There's a simple answer to that. Look at the date on that posting: Jan 10th 2012. I had been in Shroud research less than two weeks, the first TS posting on this site being December 30, 2011. I was expressing deep scepticism re the presence on bilirubin in TS bloodstains, not primarily for its contribution to blood colour, but because I knew from having worked for two years exclusively on bilirubin photochemistry (for its role in phototherapy of neonatal jaundice) that the chances of bilirubin surviving 2000 years, or even 700 years, in amounts sufficient to respond to standard lab tests (diazo etc) were essentially zilch. I repeat: ZILCH! If TS blood really is "too red" for aged blood, then it's something other than bilirubin that is responsible. Alan Adler, sadly no longer with us, but still posthumously accountable as STURP's porphyrin chemist, should not have been content to comment on an abnormal porphyrin spectrum, and then go positing a narrative-friendly fantasy re 'trauma' bilirubin that could not have survived two years without protection from light and oxygen, never mind two millennia. He should have isolated the anomalous porphyrin, e.g. by chromatography, easily tracked by its red fluorescence under uv,  and then submitted it to mass spectrometry to see whether the porphyrin per se was different from normal physiological protoporphyrin IX. One is supposed to do that sort of thing BEFORE invoking interaction with other chemical entities that he claimed to be present "in extraordinary amounts" (omitting to give numbers) based on quick visual spot tests under the microscope, without bothering  to isolate and characterize.

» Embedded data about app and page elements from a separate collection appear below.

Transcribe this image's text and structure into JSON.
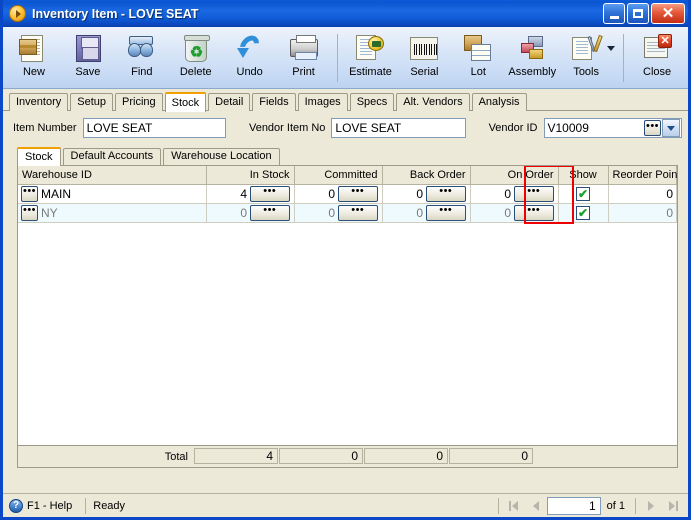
{
  "window": {
    "title": "Inventory Item",
    "title_separator": " - ",
    "subtitle": "LOVE SEAT",
    "icon": "orange-play-circle-icon",
    "minimize_label": "",
    "maximize_label": "",
    "close_label": "✕"
  },
  "toolbar": {
    "items": [
      {
        "label": "New",
        "icon": "new-document-icon"
      },
      {
        "label": "Save",
        "icon": "floppy-disk-icon"
      },
      {
        "label": "Find",
        "icon": "binoculars-icon"
      },
      {
        "label": "Delete",
        "icon": "recycle-bin-icon"
      },
      {
        "label": "Undo",
        "icon": "undo-arrow-icon"
      },
      {
        "label": "Print",
        "icon": "printer-icon"
      },
      {
        "label": "Estimate",
        "icon": "estimate-tag-icon"
      },
      {
        "label": "Serial",
        "icon": "barcode-icon"
      },
      {
        "label": "Lot",
        "icon": "lot-box-grid-icon"
      },
      {
        "label": "Assembly",
        "icon": "assembly-blocks-icon"
      },
      {
        "label": "Tools",
        "icon": "tools-wrench-icon"
      },
      {
        "label": "Close",
        "icon": "close-window-icon"
      }
    ]
  },
  "tabs": {
    "items": [
      {
        "label": "Inventory",
        "active": false
      },
      {
        "label": "Setup",
        "active": false
      },
      {
        "label": "Pricing",
        "active": false
      },
      {
        "label": "Stock",
        "active": true
      },
      {
        "label": "Detail",
        "active": false
      },
      {
        "label": "Fields",
        "active": false
      },
      {
        "label": "Images",
        "active": false
      },
      {
        "label": "Specs",
        "active": false
      },
      {
        "label": "Alt. Vendors",
        "active": false
      },
      {
        "label": "Analysis",
        "active": false
      }
    ]
  },
  "form": {
    "item_number_label": "Item Number",
    "item_number_value": "LOVE SEAT",
    "vendor_item_no_label": "Vendor Item No",
    "vendor_item_no_value": "LOVE SEAT",
    "vendor_id_label": "Vendor ID",
    "vendor_id_value": "V10009",
    "ellipsis_label": "•••"
  },
  "inner_tabs": {
    "items": [
      {
        "label": "Stock",
        "active": true
      },
      {
        "label": "Default Accounts",
        "active": false
      },
      {
        "label": "Warehouse Location",
        "active": false
      }
    ]
  },
  "grid": {
    "columns": [
      "Warehouse ID",
      "In Stock",
      "Committed",
      "Back Order",
      "On Order",
      "Show",
      "Reorder Point"
    ],
    "rows": [
      {
        "warehouse_id": "MAIN",
        "in_stock": "4",
        "committed": "0",
        "back_order": "0",
        "on_order": "0",
        "show": true,
        "reorder_point": "0",
        "selected": false
      },
      {
        "warehouse_id": "NY",
        "in_stock": "0",
        "committed": "0",
        "back_order": "0",
        "on_order": "0",
        "show": true,
        "reorder_point": "0",
        "selected": true
      }
    ],
    "checkmark": "✔",
    "cell_button_label": "•••",
    "highlight_color": "#ee0000",
    "highlighted_column": "Show"
  },
  "totals": {
    "label": "Total",
    "in_stock": "4",
    "committed": "0",
    "back_order": "0",
    "on_order": "0"
  },
  "statusbar": {
    "help_icon": "question-mark-icon",
    "help_label": "F1 - Help",
    "status_text": "Ready",
    "page_value": "1",
    "of_label": "of",
    "page_total": "1",
    "first_icon": "first-record-icon",
    "prev_icon": "previous-record-icon",
    "next_icon": "next-record-icon",
    "last_icon": "last-record-icon"
  }
}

Update, 12:30, 27 May

As I say, I no longer comment on the shroudstory site, it being 90% malevolent flak, most of it hopelessly uninformed, and 10% useful and balanced observation, most from the same two commenters, one UK based, the other US.

However, here's a comment from the advanced positions of the artillery brigade that just has to be recorded, here for posterity, as well as that site.



in response to Dan:
Berry: Where did the story of the too-red blood originate?  Answer: from Adler and Heller You may have noted a comment by Charles Freeman.  Well, we just have to disagree on the reality of the human blood. I am an independent scholar, formerly a Senior Examiner of the International Baccalaureate;s critical thinking programme, Theory of […]
From his very look at an actual small fragment of blood he discerned in his labs high-powered microscope with different mode of viewing, Heller describes what he saw as bright red. Adler later concurred. Explaining the bright red color was a challenge but they believed that it was the result of the torture Christ endured releasing bilirubin into the blood stream.
They did not offer off the cuff anonymous opinions. They checked their findings with associates and received confirmation. They used multispectral analysis down to the nanogram level. They published in a peer review journal.
NONE of the photographs taken of the Shroud are fine definition enough to visualize that level.










Thank you Mr.Klotz, thank you in eternal gratitude, for relating what is almost certainly the  basis of the "too red" claim. I need add no more - not a single word.

Afterthought (13:30, 27 May): well, one self-indulgent  word maybe (or two if hyphenated): pseudo-science. That's agenda-driven pseudo-science. 90% or more (probably more) of 'sindonology' is agenda-driven  pseudo-science, the Adler/Heller  fantasy-based claims for  bilirubin being the root cause of their own dubious claims  for "too red blood" being just one more  egregious example.